Question: I'm feeling very conflicted about my relationship and afraid that I'm going to come across as a bit of a heel. I'm now in my early 50s and about 30 years ago I met a woman who blew me away. She was sophisticated, stunningly beautiful and seemed beyond my reach. She was also 18 years older than me, but then it did not seem to be a problem.
I chased her for a long time and, as I was lucky enough to make a lot of money, I was able to treat her to all kinds of luxuries. She was very wary at the time, saying that the age difference was too much and she was worried that she would regret it later. I brushed all this off as I was blindingly in love and, eventually, we got married and for many years it was brilliant and we were totally into each other.
However, she is now 70 and, while still beautiful and effervescent, there are lots of differences in our relationship and it’s impossible to ignore them. I am no longer attracted to her physically and she is not interested in sex – in fairness, she probably has been pretending to have an interest for a long time.
I know she is worried about me leaving and she does not challenge me in the way she used to and is always checking up on where I am and who I'm with. We did not have any children and it's only in the past few years I've been thinking about this and wondering if I still have a chance for this in my life. I feel so bad for thinking this way, but it's getting harder to ignore the reality of her age and I am simply not near this phase of life myself.
If I wait another 10 years, it will be too late for me to begin again, so I’m wondering should I end the relationship now?
Answer: It feels that you are paralysed in your relationship and this may be mirrored by your partner who is now afraid that if she challenges you or admits her insecurity she will drive you away. Perhaps this is what is really happening in your relationship – she is now very insecure and you are both reacting to this by standing back and evaluating instead of getting stuck in together and working things out.
It seems you were very attracted to her independence of spirit and her beauty and now she is concerned about these things and you may be feeling that you have lost something that was very valuable to you. All relationships hit rough times and perhaps you are over-focusing on the age difference rather than looking at what has created the division and lack of connection.
You say that your partner has lost interest in sex and I wonder about this. Women of 70 can and do have very good sex lives so I’m wondering if she is withdrawing out of fear that her body is not what it once was or that you might now be critical of her. She may be hyper conscious of this but people of all ages have to deal with body changes and with love and acceptance they can come through to allow their bodies the pleasure of sex and intimacy.

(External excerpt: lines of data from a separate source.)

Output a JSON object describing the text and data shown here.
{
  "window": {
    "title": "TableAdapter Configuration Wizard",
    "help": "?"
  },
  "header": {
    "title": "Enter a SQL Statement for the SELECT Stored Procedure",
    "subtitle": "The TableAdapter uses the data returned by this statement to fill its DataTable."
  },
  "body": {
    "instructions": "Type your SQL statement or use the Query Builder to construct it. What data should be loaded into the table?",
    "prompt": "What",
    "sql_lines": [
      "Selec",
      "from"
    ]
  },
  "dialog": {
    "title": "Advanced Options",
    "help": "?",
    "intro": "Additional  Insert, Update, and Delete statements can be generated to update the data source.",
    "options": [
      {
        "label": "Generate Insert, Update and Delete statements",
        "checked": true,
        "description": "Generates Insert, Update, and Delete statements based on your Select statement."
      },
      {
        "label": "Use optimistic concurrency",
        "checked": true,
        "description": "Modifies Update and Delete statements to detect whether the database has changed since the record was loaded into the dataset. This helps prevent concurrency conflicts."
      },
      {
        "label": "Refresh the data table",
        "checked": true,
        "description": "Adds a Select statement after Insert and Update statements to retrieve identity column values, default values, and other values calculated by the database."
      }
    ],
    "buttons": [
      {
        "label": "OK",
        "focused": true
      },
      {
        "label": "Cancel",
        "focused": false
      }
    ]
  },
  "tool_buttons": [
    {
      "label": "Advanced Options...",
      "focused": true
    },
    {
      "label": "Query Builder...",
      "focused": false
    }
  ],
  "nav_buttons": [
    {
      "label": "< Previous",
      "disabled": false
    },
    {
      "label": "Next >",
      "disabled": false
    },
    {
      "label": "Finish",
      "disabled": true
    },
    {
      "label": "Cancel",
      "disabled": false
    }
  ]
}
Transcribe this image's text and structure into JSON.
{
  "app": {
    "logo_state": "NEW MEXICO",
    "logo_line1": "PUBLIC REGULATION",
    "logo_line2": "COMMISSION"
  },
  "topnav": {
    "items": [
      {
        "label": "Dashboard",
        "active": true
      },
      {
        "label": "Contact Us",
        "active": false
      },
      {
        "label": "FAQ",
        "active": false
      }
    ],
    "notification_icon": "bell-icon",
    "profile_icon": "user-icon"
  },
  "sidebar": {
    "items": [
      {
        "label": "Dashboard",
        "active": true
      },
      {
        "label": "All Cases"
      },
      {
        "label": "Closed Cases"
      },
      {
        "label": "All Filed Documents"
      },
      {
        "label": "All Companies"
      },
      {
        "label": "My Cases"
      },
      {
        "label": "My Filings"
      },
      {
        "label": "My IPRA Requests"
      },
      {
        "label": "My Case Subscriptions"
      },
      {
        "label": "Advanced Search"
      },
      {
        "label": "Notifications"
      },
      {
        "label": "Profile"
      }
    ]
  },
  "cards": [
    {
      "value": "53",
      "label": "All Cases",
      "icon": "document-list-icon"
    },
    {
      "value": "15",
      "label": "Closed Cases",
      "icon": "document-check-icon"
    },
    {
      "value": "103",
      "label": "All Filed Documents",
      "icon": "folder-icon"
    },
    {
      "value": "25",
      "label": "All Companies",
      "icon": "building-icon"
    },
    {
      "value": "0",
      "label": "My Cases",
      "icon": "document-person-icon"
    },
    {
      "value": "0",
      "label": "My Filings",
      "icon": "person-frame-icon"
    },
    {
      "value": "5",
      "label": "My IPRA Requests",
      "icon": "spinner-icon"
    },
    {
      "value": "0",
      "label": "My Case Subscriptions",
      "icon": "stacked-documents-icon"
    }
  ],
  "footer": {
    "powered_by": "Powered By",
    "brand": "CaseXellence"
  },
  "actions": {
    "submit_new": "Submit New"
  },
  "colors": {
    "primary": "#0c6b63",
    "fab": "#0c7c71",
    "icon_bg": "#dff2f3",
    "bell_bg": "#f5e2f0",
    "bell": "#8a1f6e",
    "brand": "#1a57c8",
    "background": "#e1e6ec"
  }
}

It seems that you both are currently contributing to the question marks around your relationship but you are not talking together about it. This is probably due to fear: fear of causing hurt and upset and fear of bringing on the ending. Earlier, you both took on fear and overcame it with huge success so I wonder if you can again engage and meet each other where you are at with full openness and honesty. This is what intimacy is and you both have been missing this for some time.
Predicting an outcome is not possible but you have desires and needs that need to be discussed and your partner also has desires and fears that she is currently keeping to herself. Surely you two owe it to each other to fully understand what is going on before a decision can be made.
You describe the love you had earlier in the relationship as "blinding" and you may be seeking to re-experience this but real love is trickier and more substantive than that. In a huge research study in 'Enduring Love in the 21st Century', conducted in the UK in 2014, couples reported kindness and friendship as the most important aspects of relationship and perhaps this is something you should prioritise before considering letting go such an important relationship in your life.
If you continue to struggle with this decision, I recommend some sessions with a psychotherapist or psychologist to help you unravel your own issues in this situation.
This is a very important decision and it deserves all the time and attention you can give it.